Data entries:
★ ★ ★ ★
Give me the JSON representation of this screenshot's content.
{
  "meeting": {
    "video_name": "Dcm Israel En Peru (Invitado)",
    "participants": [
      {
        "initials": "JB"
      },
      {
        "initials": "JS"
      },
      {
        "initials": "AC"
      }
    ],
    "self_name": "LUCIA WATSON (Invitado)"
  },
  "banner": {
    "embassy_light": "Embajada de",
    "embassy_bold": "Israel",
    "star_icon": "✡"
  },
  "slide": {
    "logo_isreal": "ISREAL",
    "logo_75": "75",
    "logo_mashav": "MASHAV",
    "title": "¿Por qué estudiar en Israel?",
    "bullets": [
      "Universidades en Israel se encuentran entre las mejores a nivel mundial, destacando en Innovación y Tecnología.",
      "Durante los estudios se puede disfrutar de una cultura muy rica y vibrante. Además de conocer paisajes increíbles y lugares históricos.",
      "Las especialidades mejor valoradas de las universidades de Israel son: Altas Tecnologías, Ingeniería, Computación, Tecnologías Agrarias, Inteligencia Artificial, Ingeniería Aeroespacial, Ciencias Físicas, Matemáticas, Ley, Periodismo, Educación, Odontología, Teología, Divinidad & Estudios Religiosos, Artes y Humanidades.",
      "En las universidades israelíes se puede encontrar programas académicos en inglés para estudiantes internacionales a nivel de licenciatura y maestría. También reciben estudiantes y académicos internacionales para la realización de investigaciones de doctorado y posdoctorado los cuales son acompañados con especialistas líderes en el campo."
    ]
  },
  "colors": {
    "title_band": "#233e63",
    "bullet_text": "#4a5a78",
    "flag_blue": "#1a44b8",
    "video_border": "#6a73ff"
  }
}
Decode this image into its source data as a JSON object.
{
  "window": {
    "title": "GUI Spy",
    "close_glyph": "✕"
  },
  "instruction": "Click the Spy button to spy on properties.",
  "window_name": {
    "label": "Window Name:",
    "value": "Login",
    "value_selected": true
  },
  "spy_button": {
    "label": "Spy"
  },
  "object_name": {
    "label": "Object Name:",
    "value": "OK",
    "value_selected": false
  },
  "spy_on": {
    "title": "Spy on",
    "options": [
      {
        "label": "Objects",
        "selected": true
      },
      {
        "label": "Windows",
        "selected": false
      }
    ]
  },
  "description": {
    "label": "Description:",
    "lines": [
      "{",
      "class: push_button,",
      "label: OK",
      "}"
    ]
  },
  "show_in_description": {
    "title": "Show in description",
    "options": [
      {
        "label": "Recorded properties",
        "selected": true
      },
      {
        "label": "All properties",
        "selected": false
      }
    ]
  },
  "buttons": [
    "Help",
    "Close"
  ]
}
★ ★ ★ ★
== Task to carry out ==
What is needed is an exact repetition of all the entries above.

== Reply ==
Give me the JSON representation of this screenshot's content.
{
  "meeting": {
    "video_name": "Dcm Israel En Peru (Invitado)",
    "participants": [
      {
        "initials": "JB"
      },
      {
        "initials": "JS"
      },
      {
        "initials": "AC"
      }
    ],
    "self_name": "LUCIA WATSON (Invitado)"
  },
  "banner": {
    "embassy_light": "Embajada de",
    "embassy_bold": "Israel",
    "star_icon": "✡"
  },
  "slide": {
    "logo_isreal": "ISREAL",
    "logo_75": "75",
    "logo_mashav": "MASHAV",
    "title": "¿Por qué estudiar en Israel?",
    "bullets": [
      "Universidades en Israel se encuentran entre las mejores a nivel mundial, destacando en Innovación y Tecnología.",
      "Durante los estudios se puede disfrutar de una cultura muy rica y vibrante. Además de conocer paisajes increíbles y lugares históricos.",
      "Las especialidades mejor valoradas de las universidades de Israel son: Altas Tecnologías, Ingeniería, Computación, Tecnologías Agrarias, Inteligencia Artificial, Ingeniería Aeroespacial, Ciencias Físicas, Matemáticas, Ley, Periodismo, Educación, Odontología, Teología, Divinidad & Estudios Religiosos, Artes y Humanidades.",
      "En las universidades israelíes se puede encontrar programas académicos en inglés para estudiantes internacionales a nivel de licenciatura y maestría. También reciben estudiantes y académicos internacionales para la realización de investigaciones de doctorado y posdoctorado los cuales son acompañados con especialistas líderes en el campo."
    ]
  },
  "colors": {
    "title_band": "#233e63",
    "bullet_text": "#4a5a78",
    "flag_blue": "#1a44b8",
    "video_border": "#6a73ff"
  }
}
Decode this image into its source data as a JSON object.
{
  "window": {
    "title": "GUI Spy",
    "close_glyph": "✕"
  },
  "instruction": "Click the Spy button to spy on properties.",
  "window_name": {
    "label": "Window Name:",
    "value": "Login",
    "value_selected": true
  },
  "spy_button": {
    "label": "Spy"
  },
  "object_name": {
    "label": "Object Name:",
    "value": "OK",
    "value_selected": false
  },
  "spy_on": {
    "title": "Spy on",
    "options": [
      {
        "label": "Objects",
        "selected": true
      },
      {
        "label": "Windows",
        "selected": false
      }
    ]
  },
  "description": {
    "label": "Description:",
    "lines": [
      "{",
      "class: push_button,",
      "label: OK",
      "}"
    ]
  },
  "show_in_description": {
    "title": "Show in description",
    "options": [
      {
        "label": "Recorded properties",
        "selected": true
      },
      {
        "label": "All properties",
        "selected": false
      }
    ]
  },
  "buttons": [
    "Help",
    "Close"
  ]
}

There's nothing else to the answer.